You wake in the middle of the night, your arms around me, body pressed against mine, and you stiffen immediately. I reach back with my palm to cup your cock, wanting to see how hard you are. Slowly, I arch my hips back, back and up, to make way for our connection. My eyes are still closed. I lick my fingers, make them nice and wet and moisten myself, then lift my top leg and slide it back, to rest it on top of your legs. You put your hand on your cock and point it toward me, I steer my hips toward you and we come together, slowly. The connection is blissful and wildly erotic, such slow movements, like hanging in dreamtime. I wrote that scene for a lover. A lover I met on the internet. And we wrote dozens and dozens more, sending little erotic vignettes back and forth to each other in a single Word document, adding to it over time. We wrote the scenes to entertain us for all the time …

Why I Want to Live Like I’m 40 In My 20s

My best friend and I are both named Ashley, we’re both 28 years old (born 12 days apart) and we both have brown eyes. That is pretty much where our similarities end. She loves animal print, high heels, Channing Tatum and holding onto the hope that she looks this young (or younger) forever. I love tartan, converse and Idris Elba. I also love aging. In my mind, every year of my life is an opportunity to learn more about who I am and what I want from this life. It also gets me closer to the age I’ve always wanted to be…40. I’ll be honest, watching the years tick by, another scratch on the wall, hasn’t always been a source of pleasure for me. When I entered college, I assumed I would graduate in four years just like I was supposed to, the way we all were supposed to. Being the control-freak I am, I’d studied my course catalog all summer, drawing my own charts until I was satisfied that I had a fool-proof plan …

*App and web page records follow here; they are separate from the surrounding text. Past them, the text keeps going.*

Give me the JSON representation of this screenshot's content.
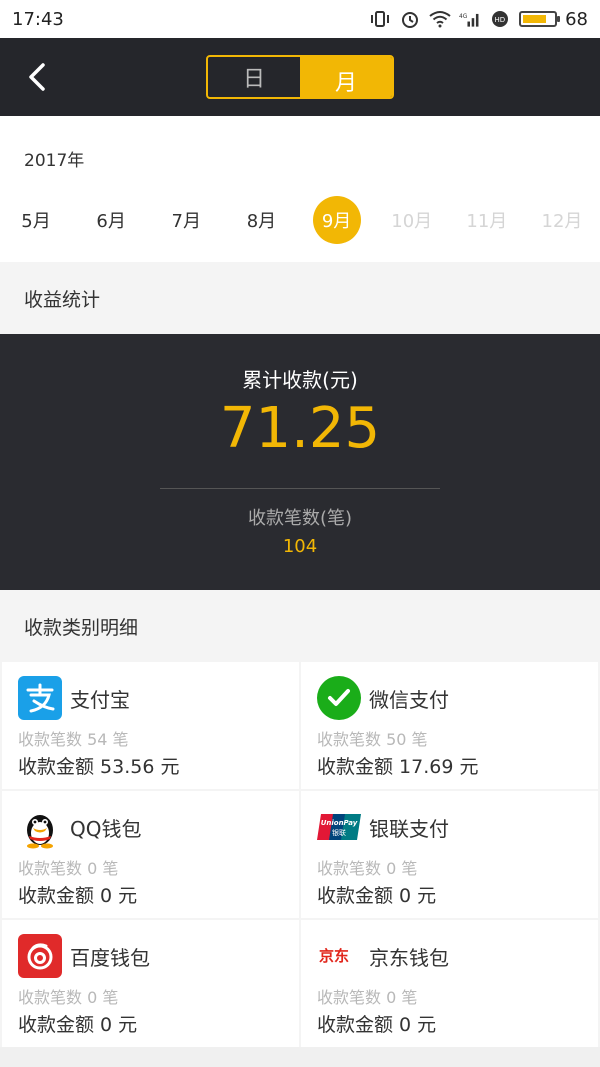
{
  "status_bar": {
    "time": "17:43",
    "battery_level": "68",
    "network": "4G"
  },
  "header": {
    "tabs": [
      {
        "label": "日"
      },
      {
        "label": "月"
      }
    ]
  },
  "date": {
    "year": "2017年",
    "months": [
      {
        "label": "5月"
      },
      {
        "label": "6月"
      },
      {
        "label": "7月"
      },
      {
        "label": "8月"
      },
      {
        "label": "9月"
      },
      {
        "label": "10月"
      },
      {
        "label": "11月"
      },
      {
        "label": "12月"
      }
    ]
  },
  "stats": {
    "title": "收益统计",
    "total_label": "累计收款(元)",
    "total_value": "71.25",
    "count_label": "收款笔数(笔)",
    "count_value": "104"
  },
  "details": {
    "title": "收款类别明细",
    "items": [
      {
        "name": "支付宝",
        "count": "收款笔数 54 笔",
        "amount": "收款金额 53.56 元",
        "icon": "alipay-icon"
      },
      {
        "name": "微信支付",
        "count": "收款笔数 50 笔",
        "amount": "收款金额 17.69 元",
        "icon": "wechat-pay-icon"
      },
      {
        "name": "QQ钱包",
        "count": "收款笔数 0 笔",
        "amount": "收款金额 0 元",
        "icon": "qq-wallet-icon"
      },
      {
        "name": "银联支付",
        "count": "收款笔数 0 笔",
        "amount": "收款金额 0 元",
        "icon": "unionpay-icon",
        "logo_text": "UnionPay 银联"
      },
      {
        "name": "百度钱包",
        "count": "收款笔数 0 笔",
        "amount": "收款金额 0 元",
        "icon": "baidu-wallet-icon"
      },
      {
        "name": "京东钱包",
        "count": "收款笔数 0 笔",
        "amount": "收款金额 0 元",
        "icon": "jd-wallet-icon",
        "logo_text": "京东"
      }
    ]
  },
  "colors": {
    "accent": "#f2b705",
    "dark": "#25262b",
    "panel": "#2a2b30"
  }
}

Karen’s Note: Best of TueNight 2015

(Graphic by Helen Jane Hearn/TueNight) Here we are, two years after launching this site, looking at another year’s worth of amazing storytelling from our spectacularly talented and diverse group of contributors. It was not easy for Margit, Adrianna and me to narrow down our list to only twelve posts to represent the best of this year. As we started to think about your year-end “best of” post, I jumped at the chance to write the Editor’s Note, since I’m coming up on my one-year anniversary of joining Team TueNight (woot woot!). For inspiration (er, procrastination), I checked Facebook and Twitter to see what people are talking about this morning (oof, Steve Harvey), listened to Dan Fogelberg’s “Same Old Lang Syne,” then watched a YouTube clip of the final scene of When Harry Met Sally, and now I’m listening to the Hamilton soundtrack. I also went back and read the post that launched it all back in 2013, wherein Margit so brilliantly distills who we are: “You aren’t dead yet. Not even close. In fact, you’re …